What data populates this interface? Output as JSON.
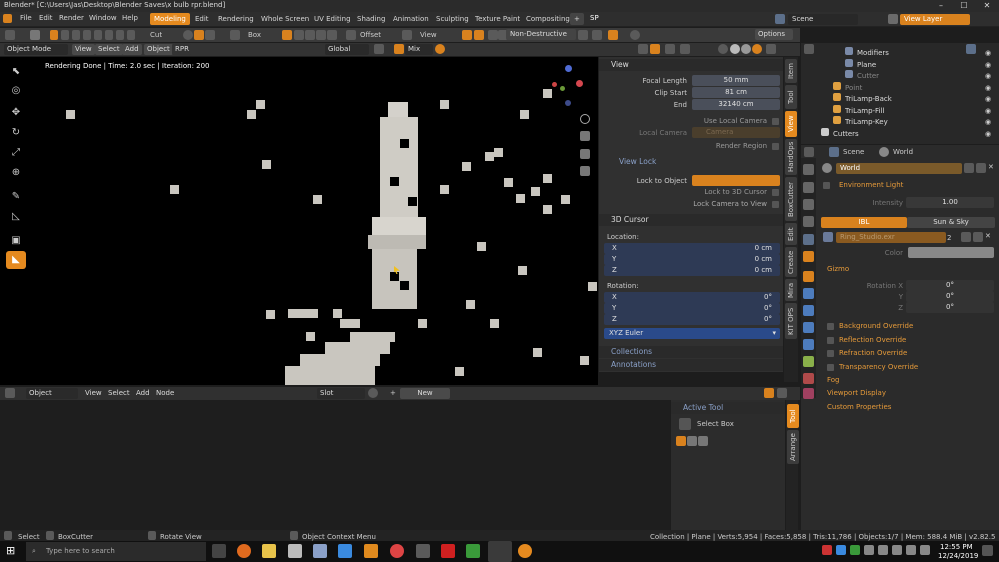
{
  "window": {
    "title": "Blender* [C:\\Users\\Jas\\Desktop\\Blender Saves\\x bulb rpr.blend]",
    "controls": [
      "–",
      "☐",
      "✕"
    ]
  },
  "menu": {
    "items": [
      "File",
      "Edit",
      "Render",
      "Window",
      "Help"
    ],
    "workspaces": [
      "Modeling",
      "Edit",
      "Rendering",
      "Whole Screen",
      "UV Editing",
      "Shading",
      "Animation",
      "Sculpting",
      "Texture Paint",
      "Compositing"
    ],
    "active_workspace": "Modeling",
    "add": "+",
    "sp": "SP",
    "scene": "Scene",
    "view_layer": "View Layer"
  },
  "tool_header": {
    "cut": "Cut",
    "box": "Box",
    "offset": "Offset",
    "view": "View",
    "nondestructive": "Non-Destructive",
    "options": "Options"
  },
  "viewport_header": {
    "mode": "Object Mode",
    "view": "View",
    "select": "Select",
    "add": "Add",
    "object": "Object",
    "rpr": "RPR",
    "orientation": "Global",
    "mix": "Mix"
  },
  "viewport": {
    "render_info": "Rendering Done | Time: 2.0 sec | Iteration: 200"
  },
  "sidebar": {
    "view_section": "View",
    "focal_length_label": "Focal Length",
    "focal_length": "50 mm",
    "clip_start_label": "Clip Start",
    "clip_start": "81 cm",
    "end_label": "End",
    "end": "32140 cm",
    "use_local_camera": "Use Local Camera",
    "local_camera_label": "Local Camera",
    "local_camera": "Camera",
    "render_region": "Render Region",
    "view_lock": "View Lock",
    "lock_to_object": "Lock to Object",
    "lock_to_3d_cursor": "Lock to 3D Cursor",
    "lock_camera_to_view": "Lock Camera to View",
    "cursor_section": "3D Cursor",
    "location_label": "Location:",
    "loc": [
      {
        "axis": "X",
        "value": "0 cm"
      },
      {
        "axis": "Y",
        "value": "0 cm"
      },
      {
        "axis": "Z",
        "value": "0 cm"
      }
    ],
    "rotation_label": "Rotation:",
    "rot": [
      {
        "axis": "X",
        "value": "0°"
      },
      {
        "axis": "Y",
        "value": "0°"
      },
      {
        "axis": "Z",
        "value": "0°"
      }
    ],
    "rotation_mode": "XYZ Euler",
    "collections": "Collections",
    "annotations": "Annotations",
    "tabs": [
      "Item",
      "Tool",
      "View",
      "HardOps",
      "BoxCutter",
      "Edit",
      "Create",
      "Mira",
      "KIT OPS"
    ]
  },
  "node_header": {
    "editor": "Object",
    "view": "View",
    "select": "Select",
    "add": "Add",
    "node": "Node",
    "slot": "Slot",
    "new": "New"
  },
  "active_tool": {
    "title": "Active Tool",
    "tool": "Select Box",
    "tabs": [
      "Tool",
      "Arrange"
    ]
  },
  "outliner": {
    "rows": [
      {
        "name": "Modifiers",
        "indent": 3
      },
      {
        "name": "Plane",
        "indent": 3
      },
      {
        "name": "Cutter",
        "indent": 3
      },
      {
        "name": "Point",
        "indent": 2
      },
      {
        "name": "TriLamp-Back",
        "indent": 2
      },
      {
        "name": "TriLamp-Fill",
        "indent": 2
      },
      {
        "name": "TriLamp-Key",
        "indent": 2
      },
      {
        "name": "Cutters",
        "indent": 1
      }
    ]
  },
  "properties": {
    "tab_scene": "Scene",
    "tab_world": "World",
    "world_name": "World",
    "environment_light": "Environment Light",
    "intensity_label": "Intensity",
    "intensity": "1.00",
    "ibl": "IBL",
    "sun_sky": "Sun & Sky",
    "hdr_file": "Ring_Studio.exr",
    "hdr_users": "2",
    "color_label": "Color",
    "gizmo": "Gizmo",
    "rotation_x_label": "Rotation X",
    "rotation_x": "0°",
    "rot_y_label": "Y",
    "rot_y": "0°",
    "rot_z_label": "Z",
    "rot_z": "0°",
    "overrides": [
      "Background Override",
      "Reflection Override",
      "Refraction Override",
      "Transparency Override"
    ],
    "fog": "Fog",
    "viewport_display": "Viewport Display",
    "custom_properties": "Custom Properties"
  },
  "status": {
    "select": "Select",
    "boxcutter": "BoxCutter",
    "rotate_view": "Rotate View",
    "context_menu": "Object Context Menu",
    "stats": "Collection | Plane | Verts:5,954 | Faces:5,858 | Tris:11,786 | Objects:1/7 | Mem: 588.4 MiB | v2.82.5"
  },
  "taskbar": {
    "search_placeholder": "Type here to search",
    "time": "12:55 PM",
    "date": "12/24/2019"
  },
  "colors": {
    "accent": "#e58a1f",
    "panel": "#303030",
    "field_blue": "#2e3a55"
  }
}
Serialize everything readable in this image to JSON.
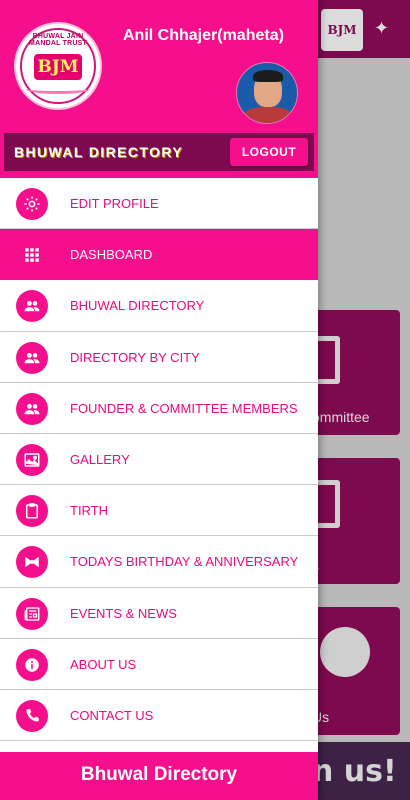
{
  "background": {
    "logo_text": "BJM",
    "cards": [
      {
        "label": "ommittee"
      },
      {
        "label": "s"
      },
      {
        "label": "Us"
      }
    ],
    "banner_text": "n us!"
  },
  "drawer": {
    "header": {
      "logo_text": "BJM",
      "logo_trust_text": "BHUWAL JAIN MANDAL TRUST",
      "user_name": "Anil Chhajer(maheta)",
      "directory_title": "BHUWAL DIRECTORY",
      "logout_label": "LOGOUT"
    },
    "menu": [
      {
        "label": "EDIT PROFILE",
        "icon": "gear-icon",
        "active": false
      },
      {
        "label": "DASHBOARD",
        "icon": "grid-icon",
        "active": true
      },
      {
        "label": "BHUWAL DIRECTORY",
        "icon": "people-icon",
        "active": false
      },
      {
        "label": "DIRECTORY BY CITY",
        "icon": "people-icon",
        "active": false
      },
      {
        "label": "FOUNDER & COMMITTEE MEMBERS",
        "icon": "people-icon",
        "active": false
      },
      {
        "label": "GALLERY",
        "icon": "image-icon",
        "active": false
      },
      {
        "label": "TIRTH",
        "icon": "clipboard-icon",
        "active": false
      },
      {
        "label": "TODAYS BIRTHDAY & ANNIVERSARY",
        "icon": "bow-icon",
        "active": false
      },
      {
        "label": "EVENTS & NEWS",
        "icon": "newspaper-icon",
        "active": false
      },
      {
        "label": "ABOUT US",
        "icon": "info-icon",
        "active": false
      },
      {
        "label": "CONTACT US",
        "icon": "phone-icon",
        "active": false
      }
    ],
    "footer_title": "Bhuwal Directory"
  },
  "colors": {
    "accent": "#f50f8c",
    "dark_accent": "#7d0a4e",
    "menu_text": "#e60c81"
  }
}
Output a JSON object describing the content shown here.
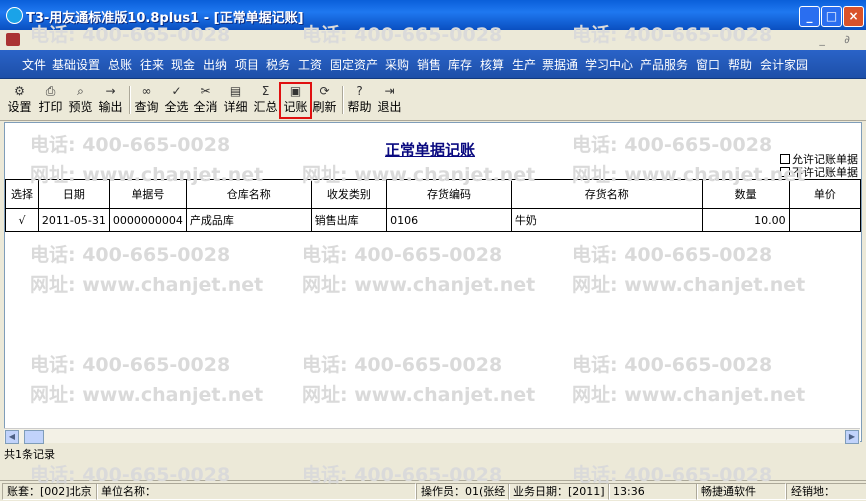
{
  "window": {
    "title": "T3-用友通标准版10.8plus1 - [正常单据记账]"
  },
  "menu": [
    "文件",
    "基础设置",
    "总账",
    "往来",
    "现金",
    "出纳",
    "项目",
    "税务",
    "工资",
    "固定资产",
    "采购",
    "销售",
    "库存",
    "核算",
    "生产",
    "票据通",
    "学习中心",
    "产品服务",
    "窗口",
    "帮助",
    "会计家园"
  ],
  "toolbar": {
    "set": "设置",
    "print": "打印",
    "preview": "预览",
    "export": "输出",
    "query": "查询",
    "select_all": "全选",
    "deselect_all": "全消",
    "detail": "详细",
    "summary": "汇总",
    "post": "记账",
    "refresh": "刷新",
    "help": "帮助",
    "exit": "退出"
  },
  "page": {
    "title": "正常单据记账",
    "filter_allow": "允许记账单据",
    "filter_disallow": "不许记账单据"
  },
  "table": {
    "headers": [
      "选择",
      "日期",
      "单据号",
      "仓库名称",
      "收发类别",
      "存货编码",
      "存货名称",
      "数量",
      "单价"
    ],
    "rows": [
      [
        "√",
        "2011-05-31",
        "0000000004",
        "产成品库",
        "销售出库",
        "0106",
        "牛奶",
        "10.00",
        ""
      ]
    ]
  },
  "record_count": "共1条记录",
  "status": {
    "account_set": "账套：[002]北京",
    "company": "单位名称：",
    "operator": "操作员：01(张经",
    "business_date": "业务日期：[2011]",
    "time": "13:36",
    "product": "畅捷通软件",
    "dealer": "经销地："
  },
  "watermark": {
    "phone": "电话: 400-665-0028",
    "web": "网址: www.chanjet.net"
  }
}
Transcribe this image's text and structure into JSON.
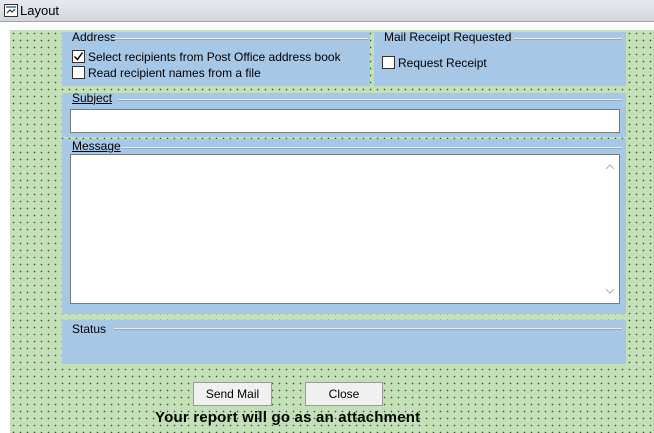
{
  "window": {
    "title": "Layout"
  },
  "address": {
    "title": "Address",
    "option1": {
      "label": "Select recipients from Post Office address book",
      "checked": true
    },
    "option2": {
      "label": "Read recipient names from a file",
      "checked": false
    }
  },
  "receipt": {
    "title": "Mail Receipt Requested",
    "option": {
      "label": "Request Receipt",
      "checked": false
    }
  },
  "subject": {
    "title": "Subject",
    "value": ""
  },
  "message": {
    "title": "Message",
    "value": ""
  },
  "status": {
    "title": "Status"
  },
  "buttons": {
    "send": "Send Mail",
    "close": "Close"
  },
  "footer": {
    "text": "Your report will go as an attachment"
  },
  "colors": {
    "form_bg": "#c4e0b8",
    "panel_bg": "#a7c7e6"
  }
}
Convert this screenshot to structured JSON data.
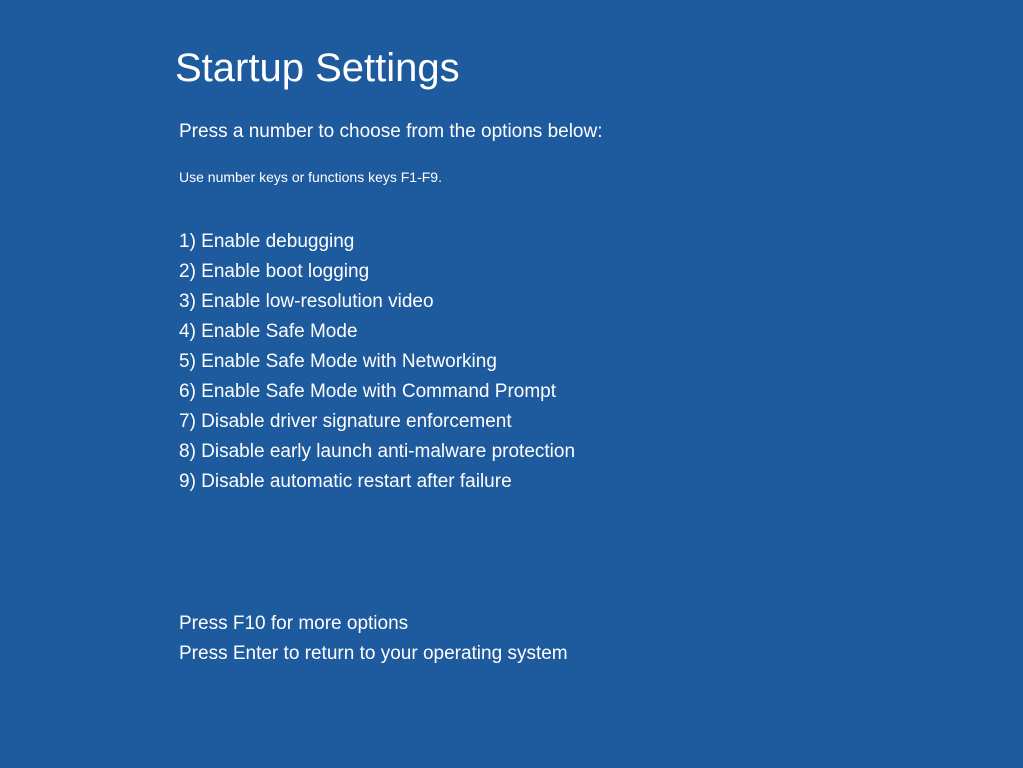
{
  "title": "Startup Settings",
  "instruction": "Press a number to choose from the options below:",
  "hint": "Use number keys or functions keys F1-F9.",
  "options": [
    "1) Enable debugging",
    "2) Enable boot logging",
    "3) Enable low-resolution video",
    "4) Enable Safe Mode",
    "5) Enable Safe Mode with Networking",
    "6) Enable Safe Mode with Command Prompt",
    "7) Disable driver signature enforcement",
    "8) Disable early launch anti-malware protection",
    "9) Disable automatic restart after failure"
  ],
  "footer": [
    "Press F10 for more options",
    "Press Enter to return to your operating system"
  ]
}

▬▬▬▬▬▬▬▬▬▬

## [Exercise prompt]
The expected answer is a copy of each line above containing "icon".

## [Answer to the problem]
        "icon": "gear-icon",
        "icon": "grid-icon",
        "icon": "people-icon",
        "icon": "people-icon",
        "icon": "people-icon",
        "icon": "image-icon",
        "icon": "clipboard-icon",
        "icon": "bow-icon",
        "icon": "newspaper-icon",
        "icon": "info-icon",
        "icon": "phone-icon",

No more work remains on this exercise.